== Segment start ==
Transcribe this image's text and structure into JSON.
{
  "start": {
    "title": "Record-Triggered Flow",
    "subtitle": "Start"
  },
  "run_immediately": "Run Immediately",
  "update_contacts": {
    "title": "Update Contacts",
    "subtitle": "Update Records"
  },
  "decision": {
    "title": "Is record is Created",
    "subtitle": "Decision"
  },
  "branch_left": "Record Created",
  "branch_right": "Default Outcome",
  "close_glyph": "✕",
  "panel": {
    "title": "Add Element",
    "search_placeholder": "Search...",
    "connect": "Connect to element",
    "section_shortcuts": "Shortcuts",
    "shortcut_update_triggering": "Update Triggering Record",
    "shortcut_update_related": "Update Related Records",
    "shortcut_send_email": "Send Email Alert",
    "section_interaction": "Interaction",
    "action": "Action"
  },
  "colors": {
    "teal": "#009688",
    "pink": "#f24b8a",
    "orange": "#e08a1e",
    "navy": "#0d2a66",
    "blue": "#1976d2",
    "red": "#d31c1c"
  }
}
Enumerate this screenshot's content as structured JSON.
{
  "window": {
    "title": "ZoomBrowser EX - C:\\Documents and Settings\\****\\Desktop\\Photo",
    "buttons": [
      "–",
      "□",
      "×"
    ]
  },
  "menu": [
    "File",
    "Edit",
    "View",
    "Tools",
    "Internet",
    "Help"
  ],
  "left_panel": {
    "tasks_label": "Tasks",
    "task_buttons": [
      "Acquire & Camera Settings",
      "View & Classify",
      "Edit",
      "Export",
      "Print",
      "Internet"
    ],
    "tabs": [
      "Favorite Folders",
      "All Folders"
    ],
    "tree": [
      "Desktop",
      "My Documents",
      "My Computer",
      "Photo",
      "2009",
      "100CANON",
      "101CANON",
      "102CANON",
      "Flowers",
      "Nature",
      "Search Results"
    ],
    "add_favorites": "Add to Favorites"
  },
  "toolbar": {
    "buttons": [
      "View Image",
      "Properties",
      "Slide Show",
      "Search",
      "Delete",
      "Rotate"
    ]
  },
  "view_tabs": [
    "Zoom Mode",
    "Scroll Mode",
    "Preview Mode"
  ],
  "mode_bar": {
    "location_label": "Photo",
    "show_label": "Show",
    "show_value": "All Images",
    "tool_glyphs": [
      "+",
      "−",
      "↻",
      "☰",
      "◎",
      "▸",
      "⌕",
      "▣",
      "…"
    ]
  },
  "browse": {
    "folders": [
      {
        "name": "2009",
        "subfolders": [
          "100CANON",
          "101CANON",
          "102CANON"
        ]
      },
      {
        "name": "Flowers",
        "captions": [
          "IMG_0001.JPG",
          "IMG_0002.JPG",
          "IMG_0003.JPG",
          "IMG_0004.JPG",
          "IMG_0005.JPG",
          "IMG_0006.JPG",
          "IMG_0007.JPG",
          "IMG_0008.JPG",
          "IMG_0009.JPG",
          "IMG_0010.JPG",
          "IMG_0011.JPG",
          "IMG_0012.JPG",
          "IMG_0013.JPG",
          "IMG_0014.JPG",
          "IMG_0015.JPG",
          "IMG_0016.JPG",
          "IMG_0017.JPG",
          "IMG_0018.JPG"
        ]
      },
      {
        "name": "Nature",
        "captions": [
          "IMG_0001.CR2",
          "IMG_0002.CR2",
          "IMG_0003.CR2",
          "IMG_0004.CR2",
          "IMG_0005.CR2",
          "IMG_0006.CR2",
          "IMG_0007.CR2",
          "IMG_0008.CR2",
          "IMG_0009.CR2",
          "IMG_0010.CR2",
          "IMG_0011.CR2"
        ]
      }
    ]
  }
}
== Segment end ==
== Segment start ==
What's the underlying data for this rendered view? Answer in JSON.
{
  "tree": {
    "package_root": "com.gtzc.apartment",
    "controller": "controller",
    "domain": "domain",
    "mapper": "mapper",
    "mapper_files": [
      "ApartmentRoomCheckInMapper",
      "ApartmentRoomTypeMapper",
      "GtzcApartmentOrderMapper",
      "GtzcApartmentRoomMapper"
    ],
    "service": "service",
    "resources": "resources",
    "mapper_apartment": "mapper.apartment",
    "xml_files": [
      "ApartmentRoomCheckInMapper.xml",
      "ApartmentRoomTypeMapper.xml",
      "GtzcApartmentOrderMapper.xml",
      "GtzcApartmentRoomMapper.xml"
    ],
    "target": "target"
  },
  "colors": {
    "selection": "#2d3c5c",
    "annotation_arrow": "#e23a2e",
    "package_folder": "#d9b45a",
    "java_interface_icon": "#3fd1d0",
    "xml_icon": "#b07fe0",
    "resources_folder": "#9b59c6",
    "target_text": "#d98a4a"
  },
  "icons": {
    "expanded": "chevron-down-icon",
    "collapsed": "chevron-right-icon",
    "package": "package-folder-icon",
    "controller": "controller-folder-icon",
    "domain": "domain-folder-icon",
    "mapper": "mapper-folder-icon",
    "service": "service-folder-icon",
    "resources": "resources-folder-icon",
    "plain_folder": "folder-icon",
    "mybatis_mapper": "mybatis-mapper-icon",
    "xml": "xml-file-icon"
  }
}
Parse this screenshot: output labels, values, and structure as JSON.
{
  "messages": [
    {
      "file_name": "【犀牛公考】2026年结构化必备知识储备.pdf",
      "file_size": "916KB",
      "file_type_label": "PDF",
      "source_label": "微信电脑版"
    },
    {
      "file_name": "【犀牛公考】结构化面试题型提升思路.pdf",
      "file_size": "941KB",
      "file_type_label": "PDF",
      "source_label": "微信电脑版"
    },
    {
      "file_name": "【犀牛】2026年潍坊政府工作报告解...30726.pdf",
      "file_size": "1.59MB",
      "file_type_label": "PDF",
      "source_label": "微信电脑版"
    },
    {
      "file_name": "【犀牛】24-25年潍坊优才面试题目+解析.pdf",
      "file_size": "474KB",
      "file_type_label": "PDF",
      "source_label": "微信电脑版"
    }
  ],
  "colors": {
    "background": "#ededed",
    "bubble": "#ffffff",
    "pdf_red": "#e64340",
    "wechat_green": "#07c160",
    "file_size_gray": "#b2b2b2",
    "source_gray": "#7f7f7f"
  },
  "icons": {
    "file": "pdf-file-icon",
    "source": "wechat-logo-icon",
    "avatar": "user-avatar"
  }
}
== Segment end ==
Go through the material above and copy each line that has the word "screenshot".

Enumerate this screenshot's content as structured JSON.
Parse this screenshot: output labels, values, and structure as JSON.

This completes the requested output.